Wednesday, April 10, 2019

The Catastrophic Losses of 2018

Last year, the United States experienced the top three largest natural catastrophes in the world with overall losses. The three most significant events were the California Wildfire, Hurricane Michael, and Hurricane Florence. The United States sustained 14 significant weather- and climate-related disaster events in 2018. According to the National Oceanic and Atmospheric Administration (“NOAA”), the overall damage from weather-related catastrophes and climate disasters reached approximately $91 billion.

Wednesday, March 27, 2019

Cyclone Idai Highlights Insurance Needs and Opportunities in Developing Economies

When Cyclone Idai made landfall in the east African countries of Mozambique, Madagascar, Malawi, and Zimbabwe earlier this month, it claimed hundreds of lives, cut off electrical power to millions, damaged or destroyed schools, hospitals, and businesses, and drove innumerable families from their homes.
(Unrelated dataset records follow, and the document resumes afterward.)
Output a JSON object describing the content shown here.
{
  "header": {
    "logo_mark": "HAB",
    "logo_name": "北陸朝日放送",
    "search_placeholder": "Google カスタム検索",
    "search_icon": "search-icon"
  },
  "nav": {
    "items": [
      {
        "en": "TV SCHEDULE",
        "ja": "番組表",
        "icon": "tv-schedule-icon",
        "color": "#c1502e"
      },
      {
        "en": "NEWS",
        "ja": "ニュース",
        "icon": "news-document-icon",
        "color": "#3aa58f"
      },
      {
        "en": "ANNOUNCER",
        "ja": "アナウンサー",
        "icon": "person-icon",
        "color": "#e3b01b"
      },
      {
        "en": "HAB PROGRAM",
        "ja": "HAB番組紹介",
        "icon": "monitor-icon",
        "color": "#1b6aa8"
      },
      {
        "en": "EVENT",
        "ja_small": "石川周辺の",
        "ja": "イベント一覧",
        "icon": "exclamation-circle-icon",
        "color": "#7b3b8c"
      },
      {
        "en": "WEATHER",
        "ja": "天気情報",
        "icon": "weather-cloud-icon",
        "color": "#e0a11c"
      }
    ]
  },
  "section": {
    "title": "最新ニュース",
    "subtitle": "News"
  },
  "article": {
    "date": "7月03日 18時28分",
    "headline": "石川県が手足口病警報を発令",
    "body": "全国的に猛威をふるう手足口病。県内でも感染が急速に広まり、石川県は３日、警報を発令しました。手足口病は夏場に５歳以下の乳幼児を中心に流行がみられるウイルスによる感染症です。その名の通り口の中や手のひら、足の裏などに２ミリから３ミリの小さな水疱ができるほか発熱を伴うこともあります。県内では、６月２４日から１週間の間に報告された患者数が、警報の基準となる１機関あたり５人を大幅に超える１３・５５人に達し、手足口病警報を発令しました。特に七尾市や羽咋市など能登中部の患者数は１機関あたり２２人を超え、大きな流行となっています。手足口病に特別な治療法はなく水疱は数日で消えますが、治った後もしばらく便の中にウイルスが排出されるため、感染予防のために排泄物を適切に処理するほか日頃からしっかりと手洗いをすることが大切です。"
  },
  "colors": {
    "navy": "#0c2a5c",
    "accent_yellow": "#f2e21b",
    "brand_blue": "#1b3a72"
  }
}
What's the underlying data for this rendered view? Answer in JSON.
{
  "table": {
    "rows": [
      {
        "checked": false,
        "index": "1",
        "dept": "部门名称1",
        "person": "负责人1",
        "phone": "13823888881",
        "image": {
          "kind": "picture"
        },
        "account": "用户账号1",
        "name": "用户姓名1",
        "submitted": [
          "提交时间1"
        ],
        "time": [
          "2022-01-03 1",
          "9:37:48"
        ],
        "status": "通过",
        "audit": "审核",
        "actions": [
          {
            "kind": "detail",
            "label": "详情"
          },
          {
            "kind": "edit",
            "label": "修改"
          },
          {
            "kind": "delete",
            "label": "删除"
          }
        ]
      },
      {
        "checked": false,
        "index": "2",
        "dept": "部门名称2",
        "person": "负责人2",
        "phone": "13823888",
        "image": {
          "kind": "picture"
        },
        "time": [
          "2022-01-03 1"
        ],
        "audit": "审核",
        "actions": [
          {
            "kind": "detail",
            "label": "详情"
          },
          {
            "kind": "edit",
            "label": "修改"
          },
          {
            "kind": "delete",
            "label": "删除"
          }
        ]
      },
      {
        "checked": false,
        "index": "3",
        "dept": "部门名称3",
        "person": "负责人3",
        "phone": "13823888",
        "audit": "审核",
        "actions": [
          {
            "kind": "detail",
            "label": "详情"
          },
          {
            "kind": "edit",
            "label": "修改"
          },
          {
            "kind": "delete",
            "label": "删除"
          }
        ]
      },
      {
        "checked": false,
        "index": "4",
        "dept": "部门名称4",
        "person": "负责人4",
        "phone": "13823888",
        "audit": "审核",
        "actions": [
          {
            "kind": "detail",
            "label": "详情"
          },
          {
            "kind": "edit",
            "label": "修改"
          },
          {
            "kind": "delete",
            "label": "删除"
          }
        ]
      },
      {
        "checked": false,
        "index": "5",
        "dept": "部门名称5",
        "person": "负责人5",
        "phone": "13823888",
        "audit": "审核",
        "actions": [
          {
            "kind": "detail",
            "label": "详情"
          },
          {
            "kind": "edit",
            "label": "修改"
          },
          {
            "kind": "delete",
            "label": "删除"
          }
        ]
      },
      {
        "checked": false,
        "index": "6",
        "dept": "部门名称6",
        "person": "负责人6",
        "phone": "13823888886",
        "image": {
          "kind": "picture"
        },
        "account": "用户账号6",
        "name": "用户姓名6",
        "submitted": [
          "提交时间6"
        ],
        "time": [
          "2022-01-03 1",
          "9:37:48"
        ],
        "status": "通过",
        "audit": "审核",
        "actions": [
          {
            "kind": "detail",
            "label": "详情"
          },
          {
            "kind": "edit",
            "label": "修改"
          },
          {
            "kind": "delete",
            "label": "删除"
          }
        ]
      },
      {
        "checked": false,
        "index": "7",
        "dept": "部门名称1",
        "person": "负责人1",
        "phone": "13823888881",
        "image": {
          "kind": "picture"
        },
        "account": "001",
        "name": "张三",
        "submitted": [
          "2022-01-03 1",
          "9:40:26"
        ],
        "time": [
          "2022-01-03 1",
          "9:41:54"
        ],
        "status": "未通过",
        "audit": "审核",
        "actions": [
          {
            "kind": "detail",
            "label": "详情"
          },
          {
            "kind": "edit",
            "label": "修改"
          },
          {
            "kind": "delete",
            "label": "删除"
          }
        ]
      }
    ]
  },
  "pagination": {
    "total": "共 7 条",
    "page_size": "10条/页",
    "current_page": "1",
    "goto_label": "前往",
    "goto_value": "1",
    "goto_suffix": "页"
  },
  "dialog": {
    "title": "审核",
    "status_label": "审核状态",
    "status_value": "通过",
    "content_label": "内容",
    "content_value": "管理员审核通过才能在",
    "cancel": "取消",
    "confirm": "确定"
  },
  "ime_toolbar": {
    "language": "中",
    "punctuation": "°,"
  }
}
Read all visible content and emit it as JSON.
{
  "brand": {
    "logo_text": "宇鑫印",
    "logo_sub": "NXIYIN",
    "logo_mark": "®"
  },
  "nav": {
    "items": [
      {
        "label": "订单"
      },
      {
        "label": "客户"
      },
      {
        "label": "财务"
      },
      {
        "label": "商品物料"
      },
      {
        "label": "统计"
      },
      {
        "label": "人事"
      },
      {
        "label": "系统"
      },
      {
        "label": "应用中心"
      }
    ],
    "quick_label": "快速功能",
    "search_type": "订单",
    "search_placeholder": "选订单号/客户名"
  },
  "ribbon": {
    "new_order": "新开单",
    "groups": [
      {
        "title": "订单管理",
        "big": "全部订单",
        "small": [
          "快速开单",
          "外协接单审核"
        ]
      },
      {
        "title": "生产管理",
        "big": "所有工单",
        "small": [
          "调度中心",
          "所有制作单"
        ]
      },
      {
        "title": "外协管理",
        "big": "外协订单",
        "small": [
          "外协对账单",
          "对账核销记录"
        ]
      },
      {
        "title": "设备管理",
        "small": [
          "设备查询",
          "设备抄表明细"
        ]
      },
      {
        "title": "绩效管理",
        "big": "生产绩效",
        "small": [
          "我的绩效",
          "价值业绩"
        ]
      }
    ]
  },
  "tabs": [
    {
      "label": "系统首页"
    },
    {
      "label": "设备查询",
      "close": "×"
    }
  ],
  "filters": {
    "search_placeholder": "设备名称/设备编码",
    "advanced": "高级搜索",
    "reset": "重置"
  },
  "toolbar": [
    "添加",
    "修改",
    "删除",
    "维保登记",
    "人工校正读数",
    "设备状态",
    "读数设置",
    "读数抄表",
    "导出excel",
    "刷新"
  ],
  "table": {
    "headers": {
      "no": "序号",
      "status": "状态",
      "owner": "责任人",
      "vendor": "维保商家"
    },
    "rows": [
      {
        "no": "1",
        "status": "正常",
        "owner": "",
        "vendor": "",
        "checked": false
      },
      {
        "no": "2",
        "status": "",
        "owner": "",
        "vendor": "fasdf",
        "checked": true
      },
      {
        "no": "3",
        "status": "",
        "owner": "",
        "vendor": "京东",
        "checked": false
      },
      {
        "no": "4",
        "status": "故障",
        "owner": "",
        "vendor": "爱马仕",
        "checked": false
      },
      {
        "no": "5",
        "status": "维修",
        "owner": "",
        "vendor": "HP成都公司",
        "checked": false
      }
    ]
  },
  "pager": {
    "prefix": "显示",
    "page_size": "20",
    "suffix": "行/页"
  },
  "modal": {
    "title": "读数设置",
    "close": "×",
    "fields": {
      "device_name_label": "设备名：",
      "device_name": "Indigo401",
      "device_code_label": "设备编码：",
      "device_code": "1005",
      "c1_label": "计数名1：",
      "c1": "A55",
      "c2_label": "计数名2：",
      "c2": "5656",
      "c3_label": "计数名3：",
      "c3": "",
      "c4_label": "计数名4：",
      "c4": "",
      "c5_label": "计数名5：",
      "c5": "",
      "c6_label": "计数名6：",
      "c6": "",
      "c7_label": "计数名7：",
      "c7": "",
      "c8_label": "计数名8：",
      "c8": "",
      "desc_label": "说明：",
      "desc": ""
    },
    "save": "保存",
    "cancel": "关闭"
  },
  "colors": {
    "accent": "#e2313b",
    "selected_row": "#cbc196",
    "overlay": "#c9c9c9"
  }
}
Flooding nearly submerged Mozambique’s fourth-largest city, Beira, a port that serves as a gateway to inland areas of Mozambique, Zimbabwe, and Malawi. The damage is so severe and widespread that Idai ranks among the most devastating cyclones in history.

Thursday, February 28, 2019

The Return of the Bomb Cyclone

A year after a series of “bomb cyclones” struck the United States as reported by my partner Seth Jackson last year, the “bomb cyclone” is back in the news as part of large winter storm that wreaked havoc across the United States earlier this week. As a result of the most recent “bomb cyclone,” it was reported that nearly 650,000 people were without power and more than 80 million people were under high wind advisories.

Wednesday, February 20, 2019

New Lessons from Oroville

Climate Change Creates Evolving Risks for Dam and Reservoir Systems

Two years ago this month, communities along California’s Feather River braced for the worst when the primary spillway at the Oroville Dam failed, and rising waters in the Oroville Reservoir overtopped the dam’s emergency spillway. Catastrophic failure was averted, but in the wake of that crisis, my colleague Dan Millea and other experts urged that the near miss should be a wake-up call about the need to inspect other dams to detect risks of similar failures. At the same time, climatologists speculated about how climate change may have contributed to the incident. Two years later, there is still no precise answer to that question, but experts agree that climate change is altering the environmental stresses for which dams have been designed in the past. Today we urge insurers to consider how climate change creates new and evolving risks to dams and reservoir systems, and the potential impact on the risks they insure.

Continue reading.

Thursday, January 31, 2019